SOURCE MATERIAL:
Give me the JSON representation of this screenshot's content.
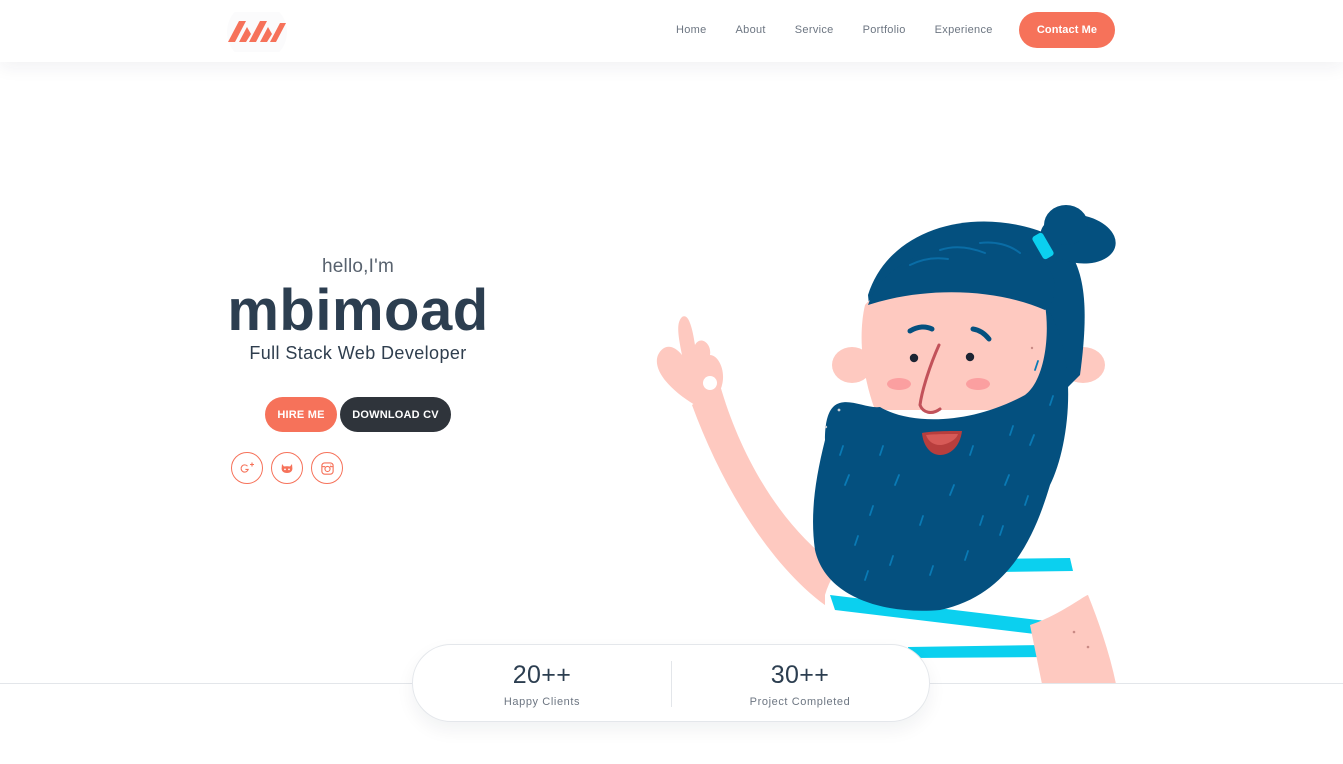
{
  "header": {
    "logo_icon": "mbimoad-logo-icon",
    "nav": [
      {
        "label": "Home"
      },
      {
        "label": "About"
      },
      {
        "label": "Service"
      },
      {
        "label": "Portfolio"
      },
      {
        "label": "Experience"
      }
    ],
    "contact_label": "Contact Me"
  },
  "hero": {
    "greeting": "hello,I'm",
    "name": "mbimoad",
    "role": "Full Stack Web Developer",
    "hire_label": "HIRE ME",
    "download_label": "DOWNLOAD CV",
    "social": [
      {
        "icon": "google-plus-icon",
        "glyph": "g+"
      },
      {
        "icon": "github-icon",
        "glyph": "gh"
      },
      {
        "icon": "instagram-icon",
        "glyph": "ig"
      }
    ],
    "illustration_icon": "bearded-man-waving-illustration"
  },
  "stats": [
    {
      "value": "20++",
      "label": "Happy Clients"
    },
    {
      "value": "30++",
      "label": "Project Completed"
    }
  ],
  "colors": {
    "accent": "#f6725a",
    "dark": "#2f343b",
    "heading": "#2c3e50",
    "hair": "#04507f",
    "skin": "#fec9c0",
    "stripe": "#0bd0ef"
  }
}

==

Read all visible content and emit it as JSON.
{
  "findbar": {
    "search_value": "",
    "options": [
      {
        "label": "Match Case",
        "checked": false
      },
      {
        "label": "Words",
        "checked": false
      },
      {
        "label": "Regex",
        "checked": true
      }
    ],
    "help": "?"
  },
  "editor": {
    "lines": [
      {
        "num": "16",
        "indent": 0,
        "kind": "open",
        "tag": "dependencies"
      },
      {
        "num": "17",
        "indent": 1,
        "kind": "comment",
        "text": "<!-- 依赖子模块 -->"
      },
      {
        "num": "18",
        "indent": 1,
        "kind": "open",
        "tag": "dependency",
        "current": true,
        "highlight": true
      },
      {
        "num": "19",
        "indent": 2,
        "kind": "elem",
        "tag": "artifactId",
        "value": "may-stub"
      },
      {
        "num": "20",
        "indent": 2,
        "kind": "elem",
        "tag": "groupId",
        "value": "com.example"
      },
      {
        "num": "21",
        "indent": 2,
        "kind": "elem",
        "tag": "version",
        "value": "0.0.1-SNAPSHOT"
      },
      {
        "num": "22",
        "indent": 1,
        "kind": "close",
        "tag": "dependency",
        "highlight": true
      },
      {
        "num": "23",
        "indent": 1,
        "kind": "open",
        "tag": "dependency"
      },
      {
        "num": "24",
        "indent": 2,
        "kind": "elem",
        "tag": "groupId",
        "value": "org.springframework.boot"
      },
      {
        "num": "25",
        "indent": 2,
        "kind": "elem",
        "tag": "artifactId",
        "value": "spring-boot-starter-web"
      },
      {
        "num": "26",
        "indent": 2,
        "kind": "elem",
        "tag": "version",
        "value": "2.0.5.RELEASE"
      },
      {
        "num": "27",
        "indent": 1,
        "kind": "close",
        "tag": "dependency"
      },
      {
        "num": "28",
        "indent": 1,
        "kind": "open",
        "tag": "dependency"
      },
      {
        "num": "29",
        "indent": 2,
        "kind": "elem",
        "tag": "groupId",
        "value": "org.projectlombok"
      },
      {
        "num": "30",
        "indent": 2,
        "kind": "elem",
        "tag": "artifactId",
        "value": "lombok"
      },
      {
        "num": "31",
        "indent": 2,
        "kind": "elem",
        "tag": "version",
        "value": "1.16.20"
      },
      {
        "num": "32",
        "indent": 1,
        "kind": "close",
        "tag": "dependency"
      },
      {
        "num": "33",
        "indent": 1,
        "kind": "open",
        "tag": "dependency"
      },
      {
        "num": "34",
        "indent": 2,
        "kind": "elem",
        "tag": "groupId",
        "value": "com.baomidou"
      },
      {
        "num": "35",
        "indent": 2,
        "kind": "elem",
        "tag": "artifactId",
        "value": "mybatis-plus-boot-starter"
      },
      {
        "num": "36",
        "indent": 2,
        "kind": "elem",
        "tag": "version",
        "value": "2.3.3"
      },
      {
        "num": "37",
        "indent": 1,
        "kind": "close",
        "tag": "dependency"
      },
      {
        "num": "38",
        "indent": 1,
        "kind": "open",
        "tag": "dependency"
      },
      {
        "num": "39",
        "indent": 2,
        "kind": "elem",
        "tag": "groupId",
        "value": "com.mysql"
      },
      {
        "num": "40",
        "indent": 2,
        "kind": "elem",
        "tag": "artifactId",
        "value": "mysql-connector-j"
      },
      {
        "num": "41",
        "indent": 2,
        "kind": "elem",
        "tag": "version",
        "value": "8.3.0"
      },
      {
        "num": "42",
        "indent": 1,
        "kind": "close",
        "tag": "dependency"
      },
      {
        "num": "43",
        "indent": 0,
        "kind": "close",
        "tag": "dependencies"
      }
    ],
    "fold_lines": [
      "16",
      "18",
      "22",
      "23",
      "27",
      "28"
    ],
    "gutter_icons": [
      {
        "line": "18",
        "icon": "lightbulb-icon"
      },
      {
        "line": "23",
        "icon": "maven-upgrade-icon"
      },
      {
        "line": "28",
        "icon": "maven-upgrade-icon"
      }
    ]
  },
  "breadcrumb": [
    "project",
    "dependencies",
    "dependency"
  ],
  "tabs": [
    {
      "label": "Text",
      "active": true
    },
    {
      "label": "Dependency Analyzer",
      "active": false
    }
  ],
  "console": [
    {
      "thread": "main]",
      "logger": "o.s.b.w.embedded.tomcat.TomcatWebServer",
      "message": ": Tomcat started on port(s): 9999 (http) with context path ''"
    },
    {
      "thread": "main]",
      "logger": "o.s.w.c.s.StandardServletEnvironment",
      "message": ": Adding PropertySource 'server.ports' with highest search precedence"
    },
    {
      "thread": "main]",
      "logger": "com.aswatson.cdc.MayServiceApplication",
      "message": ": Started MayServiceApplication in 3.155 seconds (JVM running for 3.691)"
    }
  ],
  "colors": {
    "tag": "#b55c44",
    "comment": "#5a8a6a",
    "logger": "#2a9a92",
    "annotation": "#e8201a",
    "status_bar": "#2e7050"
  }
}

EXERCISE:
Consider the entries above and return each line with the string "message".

EXERCISE ANSWER:
      "message": ": Tomcat started on port(s): 9999 (http) with context path ''"
      "message": ": Adding PropertySource 'server.ports' with highest search precedence"
      "message": ": Started MayServiceApplication in 3.155 seconds (JVM running for 3.691)"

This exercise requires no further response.